### STORED DATA ###

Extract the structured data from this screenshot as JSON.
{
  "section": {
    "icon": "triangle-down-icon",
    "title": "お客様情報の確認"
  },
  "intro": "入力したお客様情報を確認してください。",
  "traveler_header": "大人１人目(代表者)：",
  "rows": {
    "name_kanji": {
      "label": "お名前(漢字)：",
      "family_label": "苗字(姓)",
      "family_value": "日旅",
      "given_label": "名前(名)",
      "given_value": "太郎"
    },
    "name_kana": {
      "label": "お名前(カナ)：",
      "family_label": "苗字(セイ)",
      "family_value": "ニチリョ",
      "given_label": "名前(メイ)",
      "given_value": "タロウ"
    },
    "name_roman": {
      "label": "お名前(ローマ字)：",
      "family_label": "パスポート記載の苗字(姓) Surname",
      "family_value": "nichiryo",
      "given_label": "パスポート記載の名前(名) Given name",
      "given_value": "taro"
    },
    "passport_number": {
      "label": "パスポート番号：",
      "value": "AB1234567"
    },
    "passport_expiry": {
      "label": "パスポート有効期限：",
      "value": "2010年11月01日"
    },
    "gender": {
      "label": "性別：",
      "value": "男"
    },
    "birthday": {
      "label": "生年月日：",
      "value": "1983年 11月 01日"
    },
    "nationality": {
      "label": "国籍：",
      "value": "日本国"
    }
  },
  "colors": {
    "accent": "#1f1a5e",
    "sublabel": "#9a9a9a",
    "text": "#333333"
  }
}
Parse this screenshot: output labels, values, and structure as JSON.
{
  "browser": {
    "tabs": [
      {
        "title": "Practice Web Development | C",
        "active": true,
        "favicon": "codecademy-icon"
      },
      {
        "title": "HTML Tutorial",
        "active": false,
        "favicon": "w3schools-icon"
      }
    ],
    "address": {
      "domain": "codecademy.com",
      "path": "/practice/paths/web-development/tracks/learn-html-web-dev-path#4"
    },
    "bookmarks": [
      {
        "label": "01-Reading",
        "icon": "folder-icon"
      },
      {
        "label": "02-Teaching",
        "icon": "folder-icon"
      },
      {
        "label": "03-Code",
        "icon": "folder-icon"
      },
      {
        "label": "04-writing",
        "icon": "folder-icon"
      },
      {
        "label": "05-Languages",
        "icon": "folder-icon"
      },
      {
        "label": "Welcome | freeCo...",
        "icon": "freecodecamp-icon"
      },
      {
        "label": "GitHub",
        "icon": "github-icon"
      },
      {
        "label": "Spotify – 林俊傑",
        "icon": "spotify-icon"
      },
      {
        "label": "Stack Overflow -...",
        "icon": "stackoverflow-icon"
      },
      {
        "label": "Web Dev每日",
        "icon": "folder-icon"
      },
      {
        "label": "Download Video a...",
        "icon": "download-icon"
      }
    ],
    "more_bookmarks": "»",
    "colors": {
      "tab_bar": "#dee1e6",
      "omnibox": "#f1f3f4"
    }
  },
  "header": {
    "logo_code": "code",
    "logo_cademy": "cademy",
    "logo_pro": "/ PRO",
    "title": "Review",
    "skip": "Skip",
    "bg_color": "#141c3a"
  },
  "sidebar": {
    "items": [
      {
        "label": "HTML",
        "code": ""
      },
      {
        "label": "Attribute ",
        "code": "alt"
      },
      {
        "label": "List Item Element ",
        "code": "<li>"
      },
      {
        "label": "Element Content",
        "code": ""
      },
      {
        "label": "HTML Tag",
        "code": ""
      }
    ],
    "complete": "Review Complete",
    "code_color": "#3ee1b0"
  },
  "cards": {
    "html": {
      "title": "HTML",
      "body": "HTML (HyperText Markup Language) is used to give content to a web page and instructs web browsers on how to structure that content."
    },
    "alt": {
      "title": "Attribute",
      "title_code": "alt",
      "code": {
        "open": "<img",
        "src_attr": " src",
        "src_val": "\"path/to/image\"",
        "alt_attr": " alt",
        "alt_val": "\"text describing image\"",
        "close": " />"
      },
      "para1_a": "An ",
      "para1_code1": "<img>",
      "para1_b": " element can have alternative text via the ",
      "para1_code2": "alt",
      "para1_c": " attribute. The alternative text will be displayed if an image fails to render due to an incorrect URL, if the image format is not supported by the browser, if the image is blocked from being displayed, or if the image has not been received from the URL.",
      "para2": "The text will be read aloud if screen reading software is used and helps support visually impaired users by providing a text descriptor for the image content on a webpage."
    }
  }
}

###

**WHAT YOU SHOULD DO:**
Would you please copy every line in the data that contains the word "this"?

**ANSWER TO THE EXERCISE:**
Extract the structured data from this screenshot as JSON.
Parse this screenshot: output labels, values, and structure as JSON.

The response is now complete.